In December 2019, a novel disease, coronavirus disease 19 (COVID-19), emerged in Wuhan, People s Republic of China. COVID-19 is caused by a novel coronavirus (SARS-CoV-2) presumed to have jumped species from another mammal to humans. This virus has caused a rapidly spreading global pandemic. To date, over 300,000 cases of COVID-19 have been reported in England and over 40,000 patients have died. While progress has been achieved in managing this disease, the factors in addition to age that affect the severity and mortality of COVID-19 have not been clearly identified. Recent studies of COVID-19 in several countries identified links between air pollution and death rates. Here, we explored potential links between major fossil fuel-related air pollutants and SARS-CoV-2 mortality in England. We compared current SARS-CoV-2 cases and deaths from public databases to both regional and subregional air pollution data monitored at multiple sites across England. After controlling for population density, age and median income, we show positive relationships between air pollutant concentrations, particularly nitrogen oxides, and COVID-19 mortality and infectivity.
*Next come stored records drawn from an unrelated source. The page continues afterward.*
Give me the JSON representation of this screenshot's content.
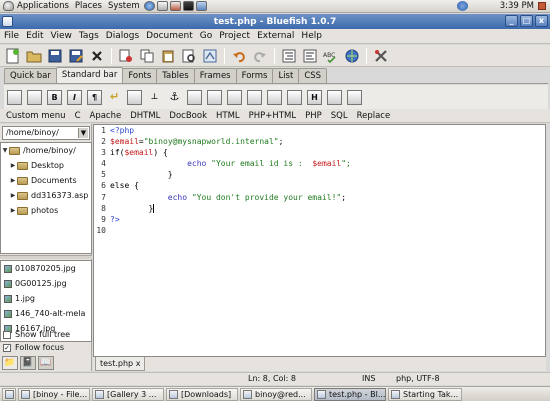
{
  "top_panel": {
    "menus": [
      "Applications",
      "Places",
      "System"
    ],
    "clock": "3:39 PM"
  },
  "window": {
    "title": "test.php - Bluefish 1.0.7"
  },
  "menubar": [
    "File",
    "Edit",
    "View",
    "Tags",
    "Dialogs",
    "Document",
    "Go",
    "Project",
    "External",
    "Help"
  ],
  "main_toolbar": {
    "groups": [
      [
        "new-document-icon",
        "open-file-icon",
        "save-icon",
        "save-as-icon",
        "close-icon"
      ],
      [
        "cut-icon",
        "copy-icon",
        "paste-icon",
        "find-icon",
        "replace-icon"
      ],
      [
        "undo-icon",
        "redo-icon"
      ],
      [
        "indent-icon",
        "unindent-icon",
        "spellcheck-icon",
        "preview-icon"
      ],
      [
        "preferences-icon"
      ]
    ]
  },
  "quickbar_tabs": [
    "Quick bar",
    "Standard bar",
    "Fonts",
    "Tables",
    "Frames",
    "Forms",
    "List",
    "CSS"
  ],
  "active_quickbar_tab": "Standard bar",
  "html_toolbar": {
    "icons": [
      "quickstart-icon",
      "body-icon",
      "bold-icon",
      "italic-icon",
      "paragraph-icon",
      "break-icon",
      "break-clear-icon",
      "nbsp-icon",
      "anchor-icon",
      "rule-icon",
      "center-icon",
      "right-icon",
      "comment-icon",
      "email-icon",
      "font-icon",
      "heading-icon",
      "image-icon",
      "thumbnail-icon"
    ],
    "text_icons": {
      "bold": "B",
      "italic": "I",
      "heading": "H"
    }
  },
  "custom_menu": [
    "Custom menu",
    "C",
    "Apache",
    "DHTML",
    "DocBook",
    "HTML",
    "PHP+HTML",
    "PHP",
    "SQL",
    "Replace"
  ],
  "file_browser": {
    "directory": "/home/binoy/",
    "tree": [
      {
        "label": "/home/binoy/",
        "depth": 0,
        "expanded": true
      },
      {
        "label": "Desktop",
        "depth": 1,
        "expanded": false
      },
      {
        "label": "Documents",
        "depth": 1,
        "expanded": false
      },
      {
        "label": "dd316373.asp",
        "depth": 1,
        "expanded": false
      },
      {
        "label": "photos",
        "depth": 1,
        "expanded": false
      }
    ],
    "files": [
      "010870205.jpg",
      "0G00125.jpg",
      "1.jpg",
      "146_740-alt-mela",
      "16167.jpg"
    ],
    "show_full_tree": {
      "label": "Show full tree",
      "checked": false
    },
    "follow_focus": {
      "label": "Follow focus",
      "checked": true
    }
  },
  "editor": {
    "line_numbers": [
      "1",
      "2",
      "3",
      "4",
      "5",
      "6",
      "7",
      "8",
      "9",
      "10"
    ],
    "lines": [
      [
        {
          "t": "<?php",
          "c": "tag"
        }
      ],
      [
        {
          "t": "$email",
          "c": "var"
        },
        {
          "t": "=",
          "c": "kw"
        },
        {
          "t": "\"binoy@mysnapworld.internal\"",
          "c": "str"
        },
        {
          "t": ";",
          "c": "kw"
        }
      ],
      [
        {
          "t": "if(",
          "c": "kw"
        },
        {
          "t": "$email",
          "c": "var"
        },
        {
          "t": ") {",
          "c": "kw"
        }
      ],
      [
        {
          "t": "                echo ",
          "c": "fn"
        },
        {
          "t": "\"Your email id is :  ",
          "c": "str"
        },
        {
          "t": "$email",
          "c": "var"
        },
        {
          "t": "\";",
          "c": "str"
        }
      ],
      [
        {
          "t": "            }",
          "c": "kw"
        }
      ],
      [
        {
          "t": "else {",
          "c": "kw"
        }
      ],
      [
        {
          "t": "            echo ",
          "c": "fn"
        },
        {
          "t": "\"You don't provide your email!\"",
          "c": "str"
        },
        {
          "t": ";",
          "c": "kw"
        }
      ],
      [
        {
          "t": "        }",
          "c": "kw"
        }
      ],
      [
        {
          "t": "?>",
          "c": "tag"
        }
      ],
      []
    ]
  },
  "document_tab": {
    "label": "test.php",
    "close": "x"
  },
  "statusbar": {
    "position": "Ln: 8, Col: 8",
    "mode": "INS",
    "encoding": "php, UTF-8"
  },
  "taskbar": [
    {
      "label": "[binoy - File...",
      "active": false
    },
    {
      "label": "[Gallery 3 ...",
      "active": false
    },
    {
      "label": "[Downloads]",
      "active": false
    },
    {
      "label": "binoy@red...",
      "active": false
    },
    {
      "label": "test.php - Bl...",
      "active": true
    },
    {
      "label": "Starting Tak...",
      "active": false
    }
  ]
}
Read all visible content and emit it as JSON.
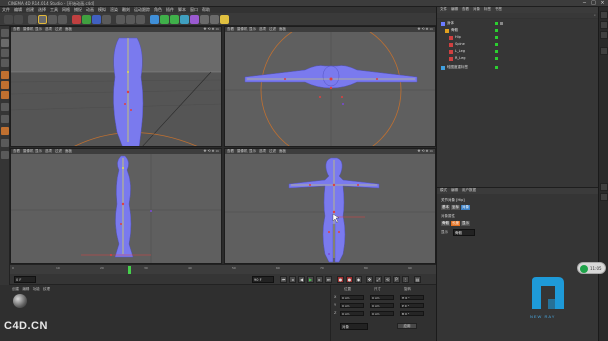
{
  "window": {
    "title": "CINEMA 4D R14.014 Studio - [开始动画.c4d]",
    "controls": [
      "−",
      "□",
      "×"
    ]
  },
  "menubar": [
    "文件",
    "编辑",
    "创建",
    "选择",
    "工具",
    "网格",
    "捕捉",
    "动画",
    "模拟",
    "渲染",
    "雕刻",
    "运动跟踪",
    "角色",
    "插件",
    "脚本",
    "窗口",
    "帮助"
  ],
  "viewports": [
    {
      "name": "透视视图",
      "menus": [
        "查看",
        "摄像机",
        "显示",
        "选项",
        "过滤",
        "面板"
      ]
    },
    {
      "name": "顶视图",
      "menus": [
        "查看",
        "摄像机",
        "显示",
        "选项",
        "过滤",
        "面板"
      ]
    },
    {
      "name": "右视图",
      "menus": [
        "查看",
        "摄像机",
        "显示",
        "选项",
        "过滤",
        "面板"
      ]
    },
    {
      "name": "正视图",
      "menus": [
        "查看",
        "摄像机",
        "显示",
        "选项",
        "过滤",
        "面板"
      ]
    }
  ],
  "timeline": {
    "ticks": [
      "0",
      "10",
      "20",
      "30",
      "40",
      "50",
      "60",
      "70",
      "80",
      "90"
    ],
    "playhead_fraction": 0.28,
    "start_field": "0 F",
    "end_field": "90 F",
    "current_field": "0 F"
  },
  "material_manager": {
    "menus": [
      "创建",
      "编辑",
      "功能",
      "纹理"
    ]
  },
  "coordinates": {
    "headers": [
      "位置",
      "尺寸",
      "旋转"
    ],
    "rows": [
      {
        "axis": "X",
        "pos": "0 cm",
        "size": "0 cm",
        "rot": "H 0 °"
      },
      {
        "axis": "Y",
        "pos": "0 cm",
        "size": "0 cm",
        "rot": "P 0 °"
      },
      {
        "axis": "Z",
        "pos": "0 cm",
        "size": "0 cm",
        "rot": "B 0 °"
      }
    ],
    "mode": "对象",
    "apply": "应用"
  },
  "objects_panel": {
    "tabs": [
      "文件",
      "编辑",
      "查看",
      "对象",
      "标签",
      "书签"
    ],
    "items": [
      {
        "name": "身体",
        "indent": 0,
        "color": "#6b7cff"
      },
      {
        "name": "骨骼",
        "indent": 1,
        "color": "#e0a020"
      },
      {
        "name": "Hip",
        "indent": 2,
        "color": "#d04040"
      },
      {
        "name": "Spine",
        "indent": 2,
        "color": "#d04040"
      },
      {
        "name": "L_Leg",
        "indent": 2,
        "color": "#d04040"
      },
      {
        "name": "R_Leg",
        "indent": 2,
        "color": "#d04040"
      },
      {
        "name": "蛙图度重标签",
        "indent": 0,
        "color": "#40a0e0"
      }
    ]
  },
  "attributes_panel": {
    "tabs": [
      "模式",
      "编辑",
      "用户数据"
    ],
    "header": "关节对象 [Hip]",
    "subtabs": [
      "基本",
      "坐标",
      "对象"
    ],
    "section": "对象属性",
    "labels": [
      "骨骼",
      "长度",
      "显示"
    ],
    "display_value": "骨骼"
  },
  "float_widget": {
    "text": "11:05"
  },
  "watermark": "C4D.CN",
  "logo": {
    "text": "NEW RAY",
    "color": "#1e9ad8"
  },
  "colors": {
    "mesh": "#7a7aee",
    "bone": "#e3e14a",
    "joint": "#e04040",
    "accent": "#1e9ad8"
  }
}
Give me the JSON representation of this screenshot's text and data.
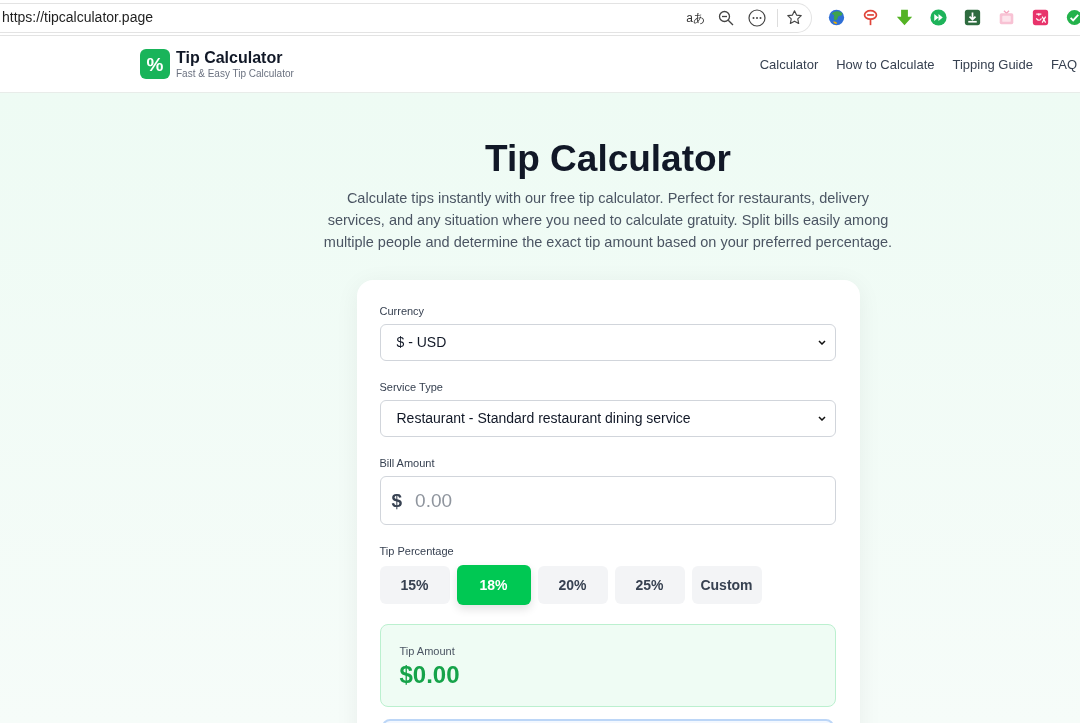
{
  "browser": {
    "url": "https://tipcalculator.page",
    "translate_glyph": "aあ"
  },
  "header": {
    "logo_glyph": "%",
    "title": "Tip Calculator",
    "subtitle": "Fast & Easy Tip Calculator",
    "nav": [
      "Calculator",
      "How to Calculate",
      "Tipping Guide",
      "FAQ"
    ]
  },
  "hero": {
    "title": "Tip Calculator",
    "description": "Calculate tips instantly with our free tip calculator. Perfect for restaurants, delivery services, and any situation where you need to calculate gratuity. Split bills easily among multiple people and determine the exact tip amount based on your preferred percentage."
  },
  "form": {
    "currency": {
      "label": "Currency",
      "value": "$ - USD"
    },
    "service_type": {
      "label": "Service Type",
      "value": "Restaurant - Standard restaurant dining service"
    },
    "bill_amount": {
      "label": "Bill Amount",
      "prefix": "$",
      "placeholder": "0.00"
    },
    "tip_percentage": {
      "label": "Tip Percentage",
      "options": [
        {
          "label": "15%",
          "selected": false
        },
        {
          "label": "18%",
          "selected": true
        },
        {
          "label": "20%",
          "selected": false
        },
        {
          "label": "25%",
          "selected": false
        },
        {
          "label": "Custom",
          "selected": false
        }
      ]
    },
    "result": {
      "label": "Tip Amount",
      "value": "$0.00"
    }
  }
}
Using detailed UK Biobank data, we further show that PM2.5 was a major contributor to COVID-19 cases in England, as an increase of 1 m3 in the long-term average of PM2.5 was associated with a 12% increase in COVID-19 cases. The relationship between air pollution and COVID-19 withstands variations in the temporal scale of assessments (single-year vs 5-year average) and remains significant after adjusting for socioeconomic, demographic and health-related variables. We conclude that a small increase in air pollution leads to a large increase in the COVID-19 infectivity and mortality rate in England. This study provides a framework to guide both health and emissions policies in countries affected by this pandemic.
The effects of age, metabolism, genotype and systemic health on cognitive health.
In a global ageing population, preventing dementia is a major public health care challenge. While there is no cure for dementia, identifying therapeutic targets and modifiable risk factors is critical. The UK Biobank collected data on behaviour, systemic health, genetics, brain imaging and blood chemistry, which we can modify to prevent or alleviate the pathology of dementia.
Our group has recently identified potential therapeutic methods to alleviate symptoms of pathological cognitive decline in model organisms. Employing cutting-edge methods in genetics and epidemiological research, we will use data from the UK Biobank to validate our insights in humans. Our research will generate valuable information on the mechanisms of the disease as well as insights into potential new methods to delay the onset of dementia.
|Lead investigator:||Mr Yizhou Yu|
|Lead institution:||University of Cambridge|
1 related Return
|Return ID||App ID||Description||Archive Date|
|3699||60124||Alzheimer's and Parkinson's Diseases Predict Different COVID-19 Outcomes: A UK Biobank Study||29 Jul 2021|
|2812||Links between air pollution and COVID-19 in England||Travaglio, M. et al||2020||Environmental Pollution. 2021.|